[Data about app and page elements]
[Start of Attachment]
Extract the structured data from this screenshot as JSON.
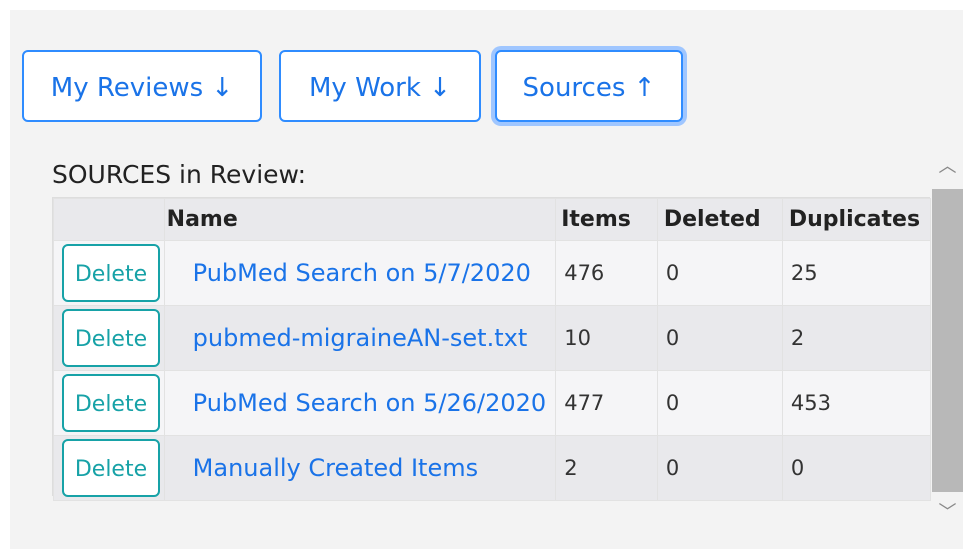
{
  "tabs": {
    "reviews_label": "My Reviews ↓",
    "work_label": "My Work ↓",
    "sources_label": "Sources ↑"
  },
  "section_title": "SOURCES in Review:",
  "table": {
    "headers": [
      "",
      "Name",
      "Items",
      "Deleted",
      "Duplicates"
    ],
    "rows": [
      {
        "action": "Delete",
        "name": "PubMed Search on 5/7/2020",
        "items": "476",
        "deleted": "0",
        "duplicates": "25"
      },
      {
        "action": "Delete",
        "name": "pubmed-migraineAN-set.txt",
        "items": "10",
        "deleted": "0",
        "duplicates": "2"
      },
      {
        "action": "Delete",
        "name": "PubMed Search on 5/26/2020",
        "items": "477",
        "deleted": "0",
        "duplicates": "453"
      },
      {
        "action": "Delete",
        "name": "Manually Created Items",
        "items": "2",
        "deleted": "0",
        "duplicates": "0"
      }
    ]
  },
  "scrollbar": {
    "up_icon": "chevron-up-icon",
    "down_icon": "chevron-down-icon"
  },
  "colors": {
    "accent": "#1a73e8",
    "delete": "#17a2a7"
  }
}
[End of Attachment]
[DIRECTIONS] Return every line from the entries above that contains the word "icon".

[WRITTEN SOLUTION]
    "up_icon": "chevron-up-icon",
    "down_icon": "chevron-down-icon"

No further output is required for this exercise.